Garfinkle suggests that you arrange to spend time with top management. Meeting people face to face is of course particularly challenging for virtual employees. When you can't meet people face to face another way of going about this is to write or call the relevant people in your organization directly. When you stumble upon something that's relevant for him or her, you send a brief e-mail or make a phone call to this person.
But be aware how this sort of thing is usually done in your organization. Especially in “older, more conservative” organizations this can be frowned upon. This is why, if in doubt, you should ask one of your colleagues or your nearest boss how they do this in your particular organization. A work around could be to ask your nearest boss to deliver your knowledge to top management. You could also try to get a member of top management on your weekly status-mail.
Share your ideas. A good thing to offer top management or others in your organization is your good ideas. Innovative ideas tend to spread. And over time you could be known as a person who thinks new innovative thoughts.
We have already mentioned this, but it deserves to be mentioned again: Make sure that you take credit for the good results you achieve. If you want to be more visible in your company, then it is important that you aren't too modest. Don't sell yourself short but at the same time don't be too onrushing, this is also often frowned upon. As with many other things in life you have to find the right balance.
The third step deals with how you're perceived at work and how you can change this. For many people having influence is about having influence on someone that is “beneath” you in a company’s hierarchy. But according to Garfinkle you can actually also influence your equals and your superiors.
Influence upwards: To influence people above you in the hierarchy you have to identify your superiors’ priorities and make these your own. When given the chance, relate what projects you're working on and share your accomplishments and successes. The purpose here, is to ensure that they know how valuable you are to the company.
Influence downwards: A common misunderstanding in relation to influence is that downward influence has to do with giving orders. This is not the case. If you wish to influence rather than use authority (which is what the term often implies), you must instead focus on giving your employees the power to make their own decisions. They become more satisfied with their work and you'll win their respect in return.
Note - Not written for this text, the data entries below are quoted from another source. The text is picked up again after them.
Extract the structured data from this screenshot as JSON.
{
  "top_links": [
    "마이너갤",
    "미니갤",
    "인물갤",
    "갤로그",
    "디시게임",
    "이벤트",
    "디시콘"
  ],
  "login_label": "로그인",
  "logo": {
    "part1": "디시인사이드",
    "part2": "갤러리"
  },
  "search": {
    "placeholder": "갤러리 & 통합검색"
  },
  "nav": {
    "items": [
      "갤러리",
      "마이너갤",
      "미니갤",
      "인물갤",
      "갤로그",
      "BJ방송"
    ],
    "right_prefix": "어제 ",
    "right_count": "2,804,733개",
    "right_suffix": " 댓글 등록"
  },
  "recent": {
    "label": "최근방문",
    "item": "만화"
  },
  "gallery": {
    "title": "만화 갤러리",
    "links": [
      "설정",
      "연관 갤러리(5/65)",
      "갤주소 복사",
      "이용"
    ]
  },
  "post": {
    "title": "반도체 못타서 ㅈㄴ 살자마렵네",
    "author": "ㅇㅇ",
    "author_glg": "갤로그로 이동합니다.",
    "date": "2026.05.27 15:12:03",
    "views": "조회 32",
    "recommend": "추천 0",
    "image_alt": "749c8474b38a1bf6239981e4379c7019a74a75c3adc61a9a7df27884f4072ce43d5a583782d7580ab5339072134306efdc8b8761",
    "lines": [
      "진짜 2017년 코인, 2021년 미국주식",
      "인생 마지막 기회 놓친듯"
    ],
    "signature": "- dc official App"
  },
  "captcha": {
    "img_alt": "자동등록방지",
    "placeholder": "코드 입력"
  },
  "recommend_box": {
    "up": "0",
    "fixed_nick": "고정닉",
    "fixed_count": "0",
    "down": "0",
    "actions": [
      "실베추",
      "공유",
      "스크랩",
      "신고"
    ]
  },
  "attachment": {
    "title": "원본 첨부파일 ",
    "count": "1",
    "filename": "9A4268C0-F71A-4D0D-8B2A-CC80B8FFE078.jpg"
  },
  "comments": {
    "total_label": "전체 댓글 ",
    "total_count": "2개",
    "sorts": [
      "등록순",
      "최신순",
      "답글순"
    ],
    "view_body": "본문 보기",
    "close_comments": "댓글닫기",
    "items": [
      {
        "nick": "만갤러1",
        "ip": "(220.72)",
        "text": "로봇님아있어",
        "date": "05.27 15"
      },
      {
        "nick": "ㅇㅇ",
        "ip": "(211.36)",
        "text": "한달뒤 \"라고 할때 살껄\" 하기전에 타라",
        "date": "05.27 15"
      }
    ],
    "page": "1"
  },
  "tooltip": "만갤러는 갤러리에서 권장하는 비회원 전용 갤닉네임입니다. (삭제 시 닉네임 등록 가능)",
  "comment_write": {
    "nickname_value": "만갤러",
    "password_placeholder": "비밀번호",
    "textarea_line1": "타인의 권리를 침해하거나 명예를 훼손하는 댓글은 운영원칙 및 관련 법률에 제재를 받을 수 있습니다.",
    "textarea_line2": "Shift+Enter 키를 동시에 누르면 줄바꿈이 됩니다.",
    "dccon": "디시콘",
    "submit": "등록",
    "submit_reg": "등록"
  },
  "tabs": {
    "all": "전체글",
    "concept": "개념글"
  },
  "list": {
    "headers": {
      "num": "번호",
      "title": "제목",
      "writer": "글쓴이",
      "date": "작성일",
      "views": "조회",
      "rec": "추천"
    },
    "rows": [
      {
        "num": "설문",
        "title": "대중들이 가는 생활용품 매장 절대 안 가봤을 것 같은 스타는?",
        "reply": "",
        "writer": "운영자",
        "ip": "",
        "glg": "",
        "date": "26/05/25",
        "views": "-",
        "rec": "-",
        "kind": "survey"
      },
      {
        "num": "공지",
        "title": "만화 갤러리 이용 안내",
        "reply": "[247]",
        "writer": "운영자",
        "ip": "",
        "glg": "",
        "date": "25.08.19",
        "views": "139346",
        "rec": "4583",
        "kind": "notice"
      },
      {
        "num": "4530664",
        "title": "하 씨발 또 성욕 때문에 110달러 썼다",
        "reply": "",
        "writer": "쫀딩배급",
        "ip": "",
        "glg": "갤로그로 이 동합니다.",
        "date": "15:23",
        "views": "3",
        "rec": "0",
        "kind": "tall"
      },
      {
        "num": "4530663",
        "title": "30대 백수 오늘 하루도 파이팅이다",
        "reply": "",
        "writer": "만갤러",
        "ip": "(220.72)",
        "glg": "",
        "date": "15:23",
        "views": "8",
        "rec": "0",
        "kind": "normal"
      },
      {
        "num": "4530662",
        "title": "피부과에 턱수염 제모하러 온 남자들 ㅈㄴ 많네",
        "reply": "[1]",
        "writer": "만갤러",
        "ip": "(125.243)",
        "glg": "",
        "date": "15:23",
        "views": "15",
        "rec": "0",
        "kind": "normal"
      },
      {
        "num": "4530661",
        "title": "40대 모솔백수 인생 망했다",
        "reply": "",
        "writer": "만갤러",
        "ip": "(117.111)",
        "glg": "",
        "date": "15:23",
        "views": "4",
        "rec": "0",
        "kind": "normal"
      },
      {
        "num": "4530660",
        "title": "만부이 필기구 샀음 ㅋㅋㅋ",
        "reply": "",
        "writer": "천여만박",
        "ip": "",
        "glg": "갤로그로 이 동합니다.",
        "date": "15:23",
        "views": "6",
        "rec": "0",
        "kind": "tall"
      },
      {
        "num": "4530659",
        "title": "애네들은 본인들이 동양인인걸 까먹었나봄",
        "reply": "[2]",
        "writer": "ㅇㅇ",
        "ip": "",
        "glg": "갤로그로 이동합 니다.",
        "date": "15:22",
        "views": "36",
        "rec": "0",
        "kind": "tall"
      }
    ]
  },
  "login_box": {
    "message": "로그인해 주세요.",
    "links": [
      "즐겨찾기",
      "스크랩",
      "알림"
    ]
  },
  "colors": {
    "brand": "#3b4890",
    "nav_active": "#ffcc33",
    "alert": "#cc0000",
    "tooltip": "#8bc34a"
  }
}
Lateral influence: If you have lateral influence, you are capable of taking advantage of your equals’ abilities and talents. If you help your colleagues where you can, there will, most likely, return the favor. Also, get to know leaders in other departments. A large network is essential in relation to providing lateral influence.
A solid reputation. How others perceive you shapes your reputation. Influential people have a spotless reputation.
An enhanced skill set. A person who has terrific skills is not only good at her job, she is the expert. And she makes a virtue out of always doing her best.
Executive presence. Self-confidence, control and strength are important abilities to show.
Do people like being with you? Do you create safety and are people inspired from being with you?
The power to persuade. You are good at arguing your position and promoting self-confidence in others, by making them feel that you know what you are doing, and that you always have their interests in mind.